Feasting on crabs has its benefits and its dangers that sometimes depend on a person’s current health.
As scrumptious as crabs are, not everyone can get away with eating them, and some people may not even be aware that crabs are what are causing some of their symptoms to show up.
You can definitely place me in the group of crab lovers, but I have often heard that eating crabs is not good for you, so a little research seemed in order. Here’s what I found about the benefits of eating crabs:
Lean Protein – Eating crabs gives you a good, healthy dose of protein and it’s versatile enough to add to many different types of meals – in soups, on salads, as a stuffing, with pastas, or as a main course.
Vitamin & Nutrient Rich – You’d be surprised to know that crabs are a good source of vitamins, nutrients and minerals, including vitamin A, vitamin B12, vitamin C, selenium, chromium, zinc, copper and omega-3 fatty acids. Chromium is useful for diabetics, as it helps to regulate blood sugar levels. The antioxidant selenium is a proven cancer fighter. Vitamin A protects the eyes.
Vitamin C strengthens bones, teeth and immunity, fights infection, and revitalizes skin, to name a few things. Omega-3 fatty acids boost memory and brain function, improve mood, and lower cancer, stroke and heart disease risk. Vitamin B12, like omega-3, protects and improves the function of the brain and nervous system and helps with the production and flow of oxygenated blood to cells in the body.

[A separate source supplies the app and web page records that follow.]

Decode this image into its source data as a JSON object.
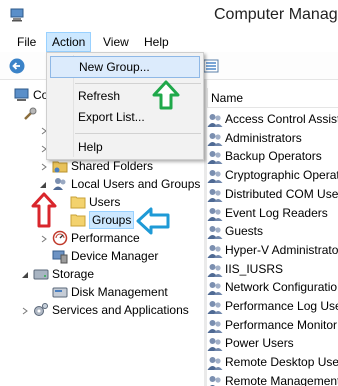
{
  "window": {
    "title": "Computer Manage"
  },
  "menubar": {
    "file": "File",
    "action": "Action",
    "view": "View",
    "help": "Help"
  },
  "action_menu": {
    "new_group": "New Group...",
    "refresh": "Refresh",
    "export_list": "Export List...",
    "help": "Help"
  },
  "tree": {
    "root_partial": "Co",
    "shared_folders": "Shared Folders",
    "local_users_groups": "Local Users and Groups",
    "users": "Users",
    "groups": "Groups",
    "performance": "Performance",
    "device_manager": "Device Manager",
    "storage": "Storage",
    "disk_management": "Disk Management",
    "services_applications": "Services and Applications"
  },
  "list": {
    "column_name": "Name",
    "items": [
      "Access Control Assist",
      "Administrators",
      "Backup Operators",
      "Cryptographic Operat",
      "Distributed COM Use",
      "Event Log Readers",
      "Guests",
      "Hyper-V Administrato",
      "IIS_IUSRS",
      "Network Configuratio",
      "Performance Log Use",
      "Performance Monitor",
      "Power Users",
      "Remote Desktop User",
      "Remote Management"
    ]
  },
  "colors": {
    "annotation_green": "#1fa84a",
    "annotation_red": "#d9262c",
    "annotation_blue": "#1e9ad6",
    "selection": "#cce8ff",
    "menu_highlight": "#dcebfc"
  }
}
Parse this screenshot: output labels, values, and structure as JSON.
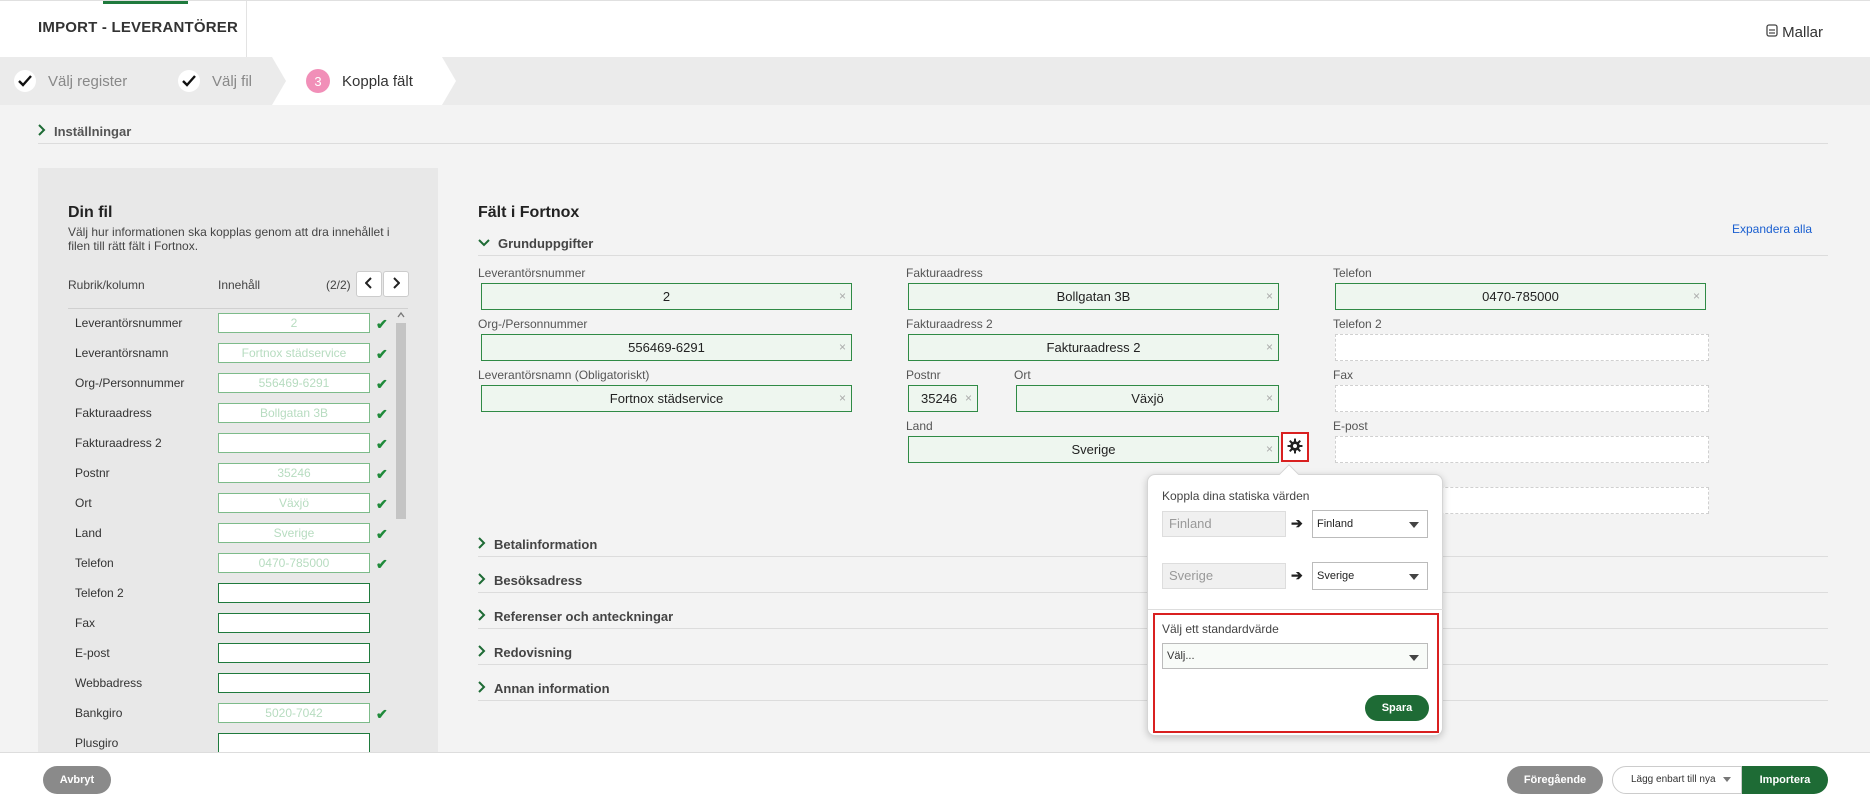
{
  "header": {
    "title": "IMPORT - LEVERANTÖRER",
    "templates_label": "Mallar"
  },
  "steps": [
    {
      "label": "Välj register"
    },
    {
      "label": "Välj fil"
    },
    {
      "number": "3",
      "label": "Koppla fält"
    }
  ],
  "settings_label": "Inställningar",
  "left": {
    "title": "Din fil",
    "description": "Välj hur informationen ska kopplas genom att dra innehållet i filen till rätt fält i Fortnox.",
    "col_header": "Rubrik/kolumn",
    "col_content": "Innehåll",
    "pagination": "(2/2)",
    "rows": [
      {
        "label": "Leverantörsnummer",
        "value": "2",
        "mapped": "✔"
      },
      {
        "label": "Leverantörsnamn",
        "value": "Fortnox städservice",
        "mapped": "✔"
      },
      {
        "label": "Org-/Personnummer",
        "value": "556469-6291",
        "mapped": "✔"
      },
      {
        "label": "Fakturaadress",
        "value": "Bollgatan 3B",
        "mapped": "✔"
      },
      {
        "label": "Fakturaadress 2",
        "value": "",
        "mapped": "✔"
      },
      {
        "label": "Postnr",
        "value": "35246",
        "mapped": "✔"
      },
      {
        "label": "Ort",
        "value": "Växjö",
        "mapped": "✔"
      },
      {
        "label": "Land",
        "value": "Sverige",
        "mapped": "✔"
      },
      {
        "label": "Telefon",
        "value": "0470-785000",
        "mapped": "✔"
      },
      {
        "label": "Telefon 2",
        "value": "",
        "mapped": ""
      },
      {
        "label": "Fax",
        "value": "",
        "mapped": ""
      },
      {
        "label": "E-post",
        "value": "",
        "mapped": ""
      },
      {
        "label": "Webbadress",
        "value": "",
        "mapped": ""
      },
      {
        "label": "Bankgiro",
        "value": "5020-7042",
        "mapped": "✔"
      },
      {
        "label": "Plusgiro",
        "value": "",
        "mapped": ""
      }
    ]
  },
  "main": {
    "title": "Fält i Fortnox",
    "expand_all": "Expandera alla",
    "section_main": "Grunduppgifter",
    "fields": {
      "supplier_number": {
        "label": "Leverantörsnummer",
        "value": "2"
      },
      "org_number": {
        "label": "Org-/Personnummer",
        "value": "556469-6291"
      },
      "supplier_name": {
        "label": "Leverantörsnamn (Obligatoriskt)",
        "value": "Fortnox städservice"
      },
      "invoice_address": {
        "label": "Fakturaadress",
        "value": "Bollgatan 3B"
      },
      "invoice_address2": {
        "label": "Fakturaadress 2",
        "value": "Fakturaadress 2"
      },
      "postal_code": {
        "label": "Postnr",
        "value": "35246"
      },
      "city": {
        "label": "Ort",
        "value": "Växjö"
      },
      "country": {
        "label": "Land",
        "value": "Sverige"
      },
      "phone": {
        "label": "Telefon",
        "value": "0470-785000"
      },
      "phone2": {
        "label": "Telefon 2"
      },
      "fax": {
        "label": "Fax"
      },
      "email": {
        "label": "E-post"
      }
    },
    "clear_glyph": "×",
    "sections": [
      "Betalinformation",
      "Besöksadress",
      "Referenser och anteckningar",
      "Redovisning",
      "Annan information"
    ]
  },
  "popover": {
    "title": "Koppla dina statiska värden",
    "mappings": [
      {
        "source": "Finland",
        "target": "Finland"
      },
      {
        "source": "Sverige",
        "target": "Sverige"
      }
    ],
    "default_label": "Välj ett standardvärde",
    "default_placeholder": "Välj...",
    "save_label": "Spara"
  },
  "footer": {
    "cancel_label": "Avbryt",
    "previous_label": "Föregående",
    "add_mode_label": "Lägg enbart till nya",
    "import_label": "Importera"
  },
  "colors": {
    "brand_green": "#1e6b35",
    "highlight_red": "#d92020",
    "step_pink": "#f18fb8"
  }
}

Unsaturated Fat – Crabs do contain cholesterol but primarily good fats, which softens the blow a little. Good fats protect the heart and help keep the metabolism functioning properly.
Low Mercury – Unlike many types of seafood, crabs do not contain a lot of mercury, so they are generally safe enough to eat 3 or 4 times per month without the risk of mercury poisoning. The exception is blue crabs from the Eastern seaboard in the United States, which have been found to have greater amounts of mercury than usual, so should be eaten in small amounts only up to 2 times per month.
High in Sodium – Crabs are naturally high in sodium and when cooked are usually salted and seasoned further, which means that those who suffer from heart conditions, diabetes or other conditions where salt exacerbates symptoms could be adversely affected.
Sodium raises blood pressure, causes swelling and water retention, and affects blood sugar levels, among other things. These conditions are too serious to take a chance on, so if you must have seafood, it’s better to eat something like fish, which doesn’t have much sodium but still tastes just as good.
Triggers Gout and Arthritis – Crabs contain lots of purines, which have been found to trigger the production of uric acid in the body, the very thing that causes gout. Gout is a very painful, debilitating form of arthritis that can be thwarted by proper dietary habits. Unfortunately, crabs are an “x” on the list of acceptable foods for gout patients.
Food Poisoning – Crab that isn’t eaten when fresh can cause food poisoning. To prevent this, cook crab meat thoroughly and keep crabs chilled until ready to serve.
Crab Allergies – Those who are allergic to crabs are often allergic to other shellfish and seafood, and vice versa, with mild or potentially deadly reactions. So be cautious and avoid the whole group or be tested in a medical setting to see if there is certain seafood you can have, while others you cannot.